After all of this, 3 years later the situation remained the same, so it was about time to get to work…
Copier enters to scene
OTOH, Copier already existed (I just helped giving it a new life for its version 3), but:
- It had a more modern code base,
- a more natural approach to template management,
- without needing to publish software packages,
- and with a more pleasant YAML syntax.
Well, if it was necessary to invest hours (many), better in something well designed.
Copier 3 advantages
Copier allows you to start working in a supereasy way, with a superlow learning curve:
- You’re not forced to add logic to your templates.
- You’re not forced to configure the template.
- You’re not forced to use git.
- You’re not forced to support template updates.
- You’re not forced to program.
- You don’t need to publish your template into any package registry.
However, if you need any of those characteristics:
You have available a templating engine that is easy to learn for anyone, no matter what’s your language of origin: Jinja 2.
If you’re interested, here’s the documentation to write templates.
The template can be configured with a simple (or complex, as you need)
If you publish your template in a Git repository, you just have to tell Copier to download it from there.

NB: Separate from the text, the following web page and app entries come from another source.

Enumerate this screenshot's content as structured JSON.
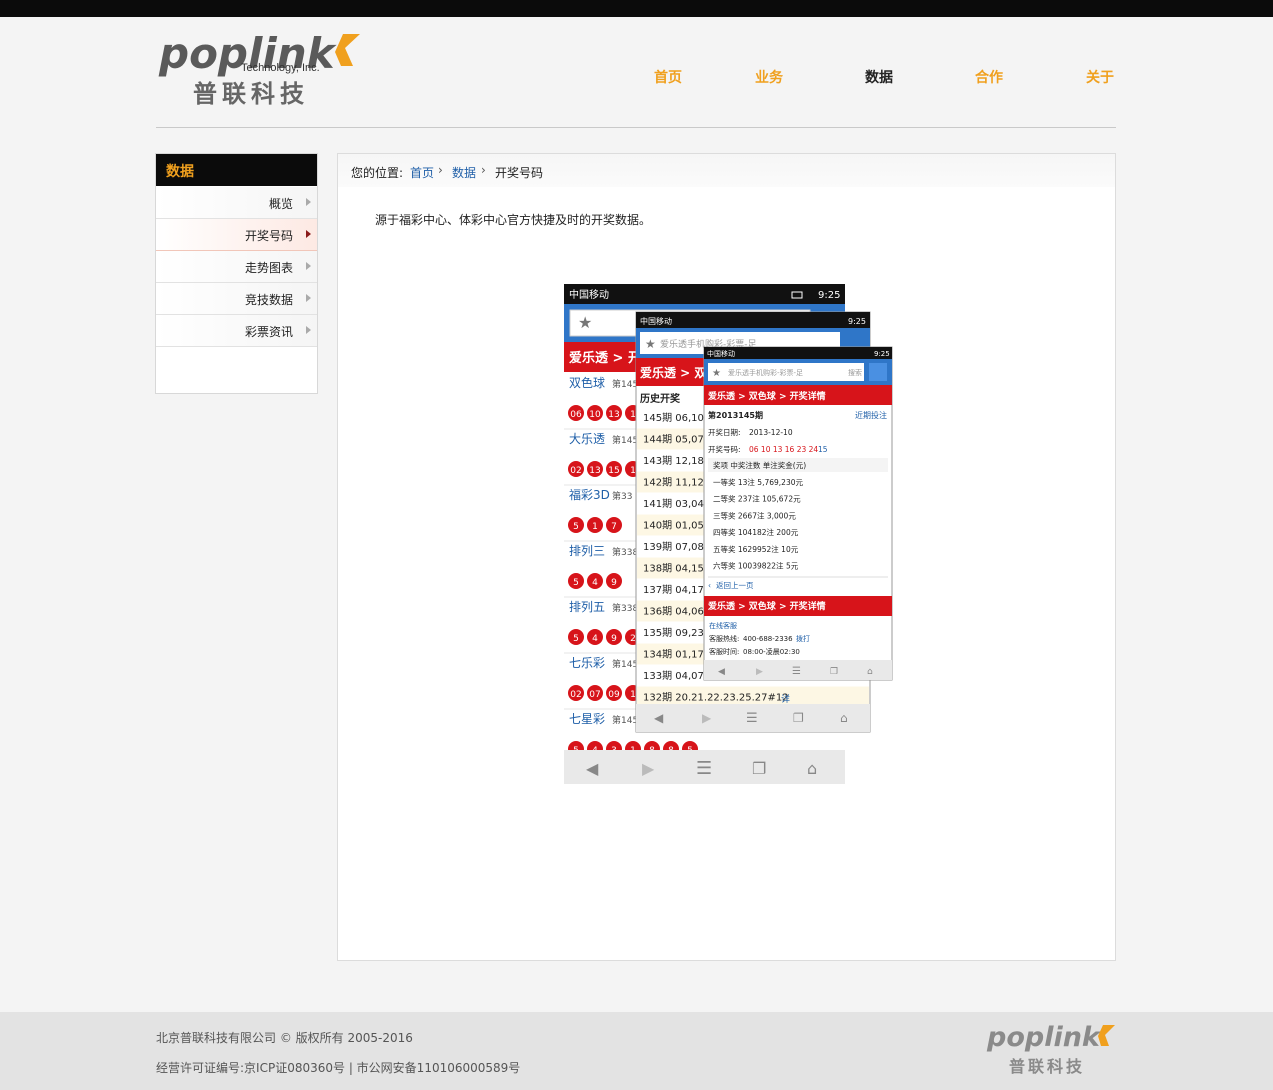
{
  "logo": {
    "brand": "poplink",
    "tagline": "Technology, Inc.",
    "cn": "普联科技"
  },
  "nav": [
    "首页",
    "业务",
    "数据",
    "合作",
    "关于"
  ],
  "sidebar": {
    "title": "数据",
    "items": [
      "概览",
      "开奖号码",
      "走势图表",
      "竞技数据",
      "彩票资讯"
    ]
  },
  "breadcrumb": {
    "prefix": "您的位置:",
    "home": "首页",
    "section": "数据",
    "current": "开奖号码"
  },
  "description": "源于福彩中心、体彩中心官方快捷及时的开奖数据。",
  "screens": {
    "status_carrier": "中国移动",
    "status_time": "9:25",
    "search": "爱乐透手机购彩-彩票-足",
    "search_placeholder": "搜索",
    "s1": {
      "header": "爱乐透 > 开",
      "lotteries": [
        {
          "name": "双色球",
          "issue": "第145",
          "balls": [
            "06",
            "10",
            "13",
            "1"
          ]
        },
        {
          "name": "大乐透",
          "issue": "第145",
          "balls": [
            "02",
            "13",
            "15",
            "1"
          ]
        },
        {
          "name": "福彩3D",
          "issue": "第33",
          "balls": [
            "5",
            "1",
            "7"
          ]
        },
        {
          "name": "排列三",
          "issue": "第338",
          "balls": [
            "5",
            "4",
            "9"
          ]
        },
        {
          "name": "排列五",
          "issue": "第338",
          "balls": [
            "5",
            "4",
            "9",
            "2"
          ]
        },
        {
          "name": "七乐彩",
          "issue": "第145",
          "balls": [
            "02",
            "07",
            "09",
            "1"
          ]
        },
        {
          "name": "七星彩",
          "issue": "第145",
          "balls": [
            "5",
            "4",
            "3",
            "1",
            "8",
            "8",
            "5"
          ]
        }
      ]
    },
    "s2": {
      "header": "爱乐透 > 双",
      "section": "历史开奖",
      "rows": [
        "145期 06,10,",
        "144期 05,07,",
        "143期 12,18,",
        "142期 11,12,",
        "141期 03,04,",
        "140期 01,05,",
        "139期 07,08,",
        "138期 04,15,",
        "137期 04,17,",
        "136期 04,06,",
        "135期 09,23,",
        "134期 01,17,",
        "133期 04,07,",
        "132期 20.21.22.23.25.27#12"
      ],
      "detail_link": "详"
    },
    "s3": {
      "header": "爱乐透 > 双色球 > 开奖详情",
      "issue": "第2013145期",
      "more": "近期投注",
      "date_label": "开奖日期:",
      "date": "2013-12-10",
      "numbers_label": "开奖号码:",
      "red": "06 10 13 16 23 24",
      "blue": "15",
      "prize_header": "奖项 中奖注数 单注奖金(元)",
      "prizes": [
        "一等奖 13注 5,769,230元",
        "二等奖 237注 105,672元",
        "三等奖 2667注 3,000元",
        "四等奖 104182注 200元",
        "五等奖 1629952注 10元",
        "六等奖 10039822注 5元"
      ],
      "back": "返回上一页",
      "header2": "爱乐透 > 双色球 > 开奖详情",
      "service": "在线客服",
      "hotline_label": "客服热线:",
      "hotline": "400-688-2336",
      "dial": "拨打",
      "hours_label": "客服时间:",
      "hours": "08:00-凌晨02:30"
    }
  },
  "footer": {
    "line1": "北京普联科技有限公司 © 版权所有 2005-2016",
    "line2": "经营许可证编号:京ICP证080360号 | 市公网安备110106000589号"
  },
  "colors": {
    "accent": "#f0a01e",
    "dark": "#0b0b0b",
    "red": "#d7141a",
    "link": "#1f5fa8"
  }
}
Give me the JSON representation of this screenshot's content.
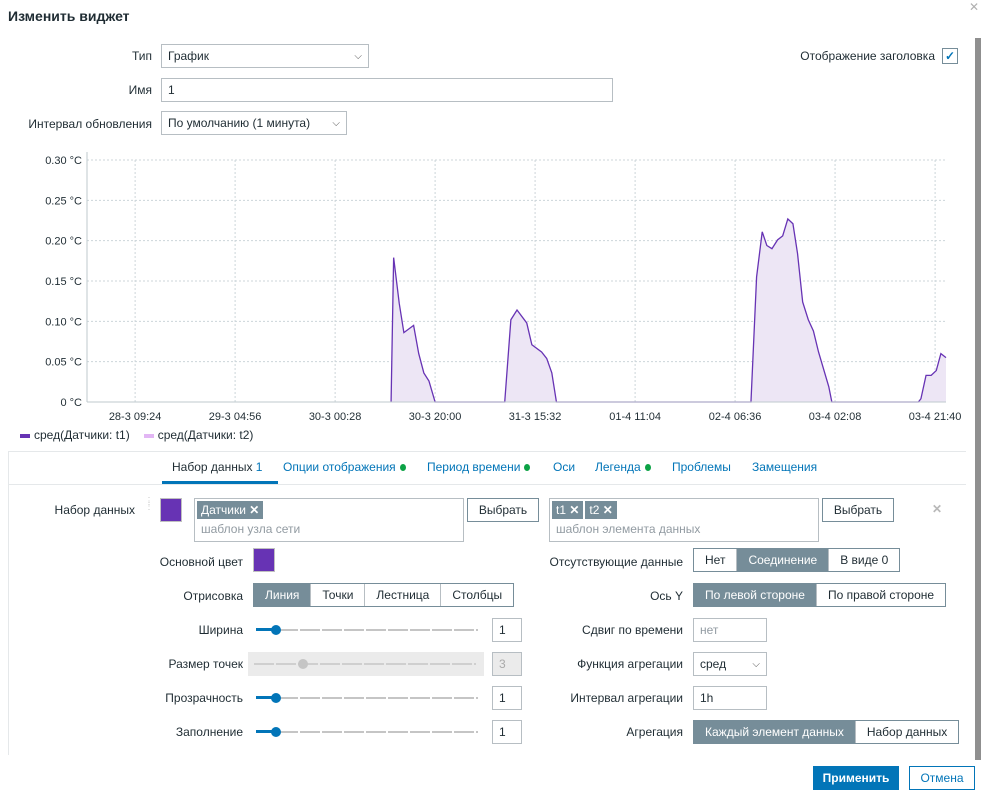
{
  "dialog": {
    "title": "Изменить виджет",
    "close_icon": "close-icon"
  },
  "form": {
    "type_label": "Тип",
    "type_value": "График",
    "name_label": "Имя",
    "name_value": "1",
    "refresh_label": "Интервал обновления",
    "refresh_value": "По умолчанию (1 минута)",
    "show_header_label": "Отображение заголовка",
    "show_header_checked": true
  },
  "chart_data": {
    "type": "area",
    "x_unit": "hours since 28-3 09:24",
    "xlim": [
      -9.4,
      158.4
    ],
    "ylim": [
      0,
      0.3
    ],
    "y_ticks": [
      {
        "v": 0,
        "label": "0 °C"
      },
      {
        "v": 0.05,
        "label": "0.05 °C"
      },
      {
        "v": 0.1,
        "label": "0.10 °C"
      },
      {
        "v": 0.15,
        "label": "0.15 °C"
      },
      {
        "v": 0.2,
        "label": "0.20 °C"
      },
      {
        "v": 0.25,
        "label": "0.25 °C"
      },
      {
        "v": 0.3,
        "label": "0.30 °C"
      }
    ],
    "x_ticks": [
      {
        "v": 0,
        "label": "28-3 09:24"
      },
      {
        "v": 19.53,
        "label": "29-3 04:56"
      },
      {
        "v": 39.07,
        "label": "30-3 00:28"
      },
      {
        "v": 58.6,
        "label": "30-3 20:00"
      },
      {
        "v": 78.13,
        "label": "31-3 15:32"
      },
      {
        "v": 97.67,
        "label": "01-4 11:04"
      },
      {
        "v": 117.2,
        "label": "02-4 06:36"
      },
      {
        "v": 136.73,
        "label": "03-4 02:08"
      },
      {
        "v": 156.27,
        "label": "03-4 21:40"
      }
    ],
    "grid": true,
    "legend_position": "bottom-left",
    "series": [
      {
        "name": "сред(Датчики: t1)",
        "color": "#6733b4",
        "fill": "#ede6f5",
        "x": [
          50.0,
          50.5,
          51.6,
          52.5,
          54.4,
          55.4,
          56.4,
          57.4,
          58.6,
          72.2,
          73.4,
          74.6,
          76.5,
          77.5,
          79.4,
          80.4,
          81.4,
          82.3,
          120.3,
          121.4,
          122.5,
          123.4,
          124.4,
          125.5,
          126.5,
          127.5,
          128.5,
          129.4,
          130.4,
          131.5,
          132.5,
          133.5,
          135.5,
          136.1,
          153.0,
          153.5,
          154.5,
          155.5,
          156.5,
          157.4,
          158.4
        ],
        "y": [
          0,
          0.179,
          0.122,
          0.086,
          0.095,
          0.06,
          0.036,
          0.026,
          0,
          0,
          0.102,
          0.114,
          0.098,
          0.071,
          0.062,
          0.054,
          0.036,
          0,
          0,
          0.155,
          0.211,
          0.194,
          0.19,
          0.201,
          0.206,
          0.227,
          0.221,
          0.184,
          0.124,
          0.102,
          0.088,
          0.062,
          0.019,
          0,
          0,
          0.004,
          0.033,
          0.033,
          0.039,
          0.06,
          0.055
        ]
      },
      {
        "name": "сред(Датчики: t2)",
        "color": "#e2b6f4",
        "x": [],
        "y": []
      }
    ]
  },
  "tabs": [
    {
      "label": "Набор данных",
      "count": "1"
    },
    {
      "label": "Опции отображения"
    },
    {
      "label": "Период времени"
    },
    {
      "label": "Оси"
    },
    {
      "label": "Легенда"
    },
    {
      "label": "Проблемы"
    },
    {
      "label": "Замещения"
    }
  ],
  "dataset": {
    "label": "Набор данных",
    "color": "#6733b4",
    "host_tag": "Датчики",
    "host_placeholder": "шаблон узла сети",
    "item_tags": [
      "t1",
      "t2"
    ],
    "item_placeholder": "шаблон элемента данных",
    "select_label": "Выбрать",
    "base_color_label": "Основной цвет",
    "draw_label": "Отрисовка",
    "draw_options": [
      "Линия",
      "Точки",
      "Лестница",
      "Столбцы"
    ],
    "draw_selected": "Линия",
    "width_label": "Ширина",
    "width_value": "1",
    "point_size_label": "Размер точек",
    "point_size_value": "3",
    "transparency_label": "Прозрачность",
    "transparency_value": "1",
    "fill_label": "Заполнение",
    "fill_value": "1",
    "missing_label": "Отсутствующие данные",
    "missing_options": [
      "Нет",
      "Соединение",
      "В виде 0"
    ],
    "missing_selected": "Соединение",
    "yaxis_label": "Ось Y",
    "yaxis_options": [
      "По левой стороне",
      "По правой стороне"
    ],
    "yaxis_selected": "По левой стороне",
    "timeshift_label": "Сдвиг по времени",
    "timeshift_placeholder": "нет",
    "aggfunc_label": "Функция агрегации",
    "aggfunc_value": "сред",
    "agginterval_label": "Интервал агрегации",
    "agginterval_value": "1h",
    "aggregation_label": "Агрегация",
    "aggregation_options": [
      "Каждый элемент данных",
      "Набор данных"
    ],
    "aggregation_selected": "Каждый элемент данных"
  },
  "footer": {
    "apply": "Применить",
    "cancel": "Отмена"
  }
}
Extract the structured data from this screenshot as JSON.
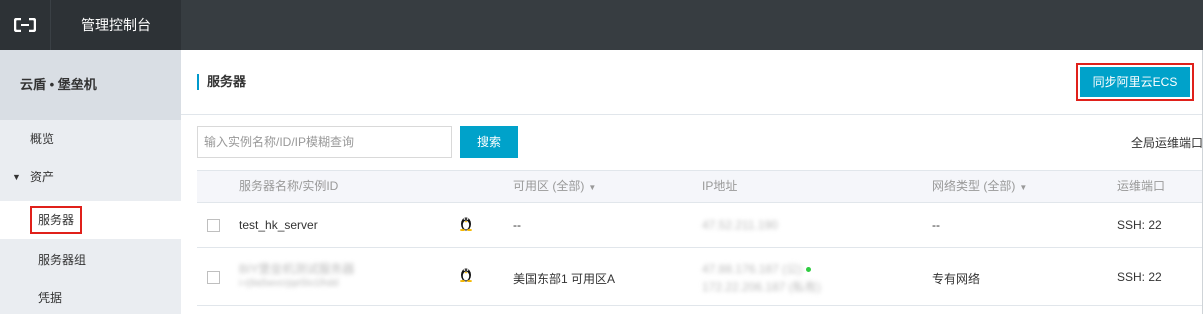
{
  "header": {
    "logo_icon": "aliyun-logo-icon",
    "console_title": "管理控制台"
  },
  "sidebar": {
    "product_title": "云盾 • 堡垒机",
    "items": [
      {
        "label": "概览",
        "icon": null
      },
      {
        "label": "资产",
        "icon": "caret-down-icon"
      },
      {
        "label": "服务器",
        "active": true
      },
      {
        "label": "服务器组"
      },
      {
        "label": "凭据"
      }
    ]
  },
  "main": {
    "page_title": "服务器",
    "sync_button": "同步阿里云ECS",
    "search": {
      "placeholder": "输入实例名称/ID/IP模糊查询",
      "value": "",
      "button": "搜索"
    },
    "global_port_label": "全局运维端口",
    "table": {
      "headers": {
        "name": "服务器名称/实例ID",
        "zone": "可用区 (全部)",
        "ip": "IP地址",
        "network": "网络类型 (全部)",
        "port": "运维端口"
      },
      "rows": [
        {
          "name": "test_hk_server",
          "instance_id": "",
          "os_icon": "linux-penguin-icon",
          "zone": "--",
          "ip_primary": "47.52.211.190",
          "ip_secondary": "",
          "network": "--",
          "port": "SSH: 22"
        },
        {
          "name": "BIY堡垒机测试服务器",
          "instance_id": "i-rj9a5wvcrjqe5lo1lhdd",
          "os_icon": "linux-penguin-icon",
          "zone": "美国东部1 可用区A",
          "ip_primary": "47.88.176.187 (公)",
          "ip_secondary": "172.22.206.187 (私有)",
          "network": "专有网络",
          "port": "SSH: 22"
        }
      ]
    }
  },
  "colors": {
    "topbar": "#373d41",
    "accent": "#00a2ca",
    "highlight": "#e0201a",
    "sidebar_bg": "#eaedf1"
  }
}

If you configure updates support in your template:
- Copier will use Git tags to update your subproject based on its original template.
- It will try to respect the history generated since your last update.
- It will run all the migrations programmed by the template designer (if any).
You can program your post-copy and pre/post-migration tasks:
- Directly as commands in you
- Or you can use a script in the source template.
- Or one in the destination subproject.
- Using your favorite language. Any executable works.
- Directly as commands in you
Obviously it’s not perfect, but we’ve done a big work with it, and it is born specifically to support updates, so no dirty patches or random external libraries to get that.
If you want a template manager that’s easy but powerful, that allows you to evolve without having to take unmodifiable decisions, and that doesn’t force you to write JSON, give Copier a chance. You won’t regret!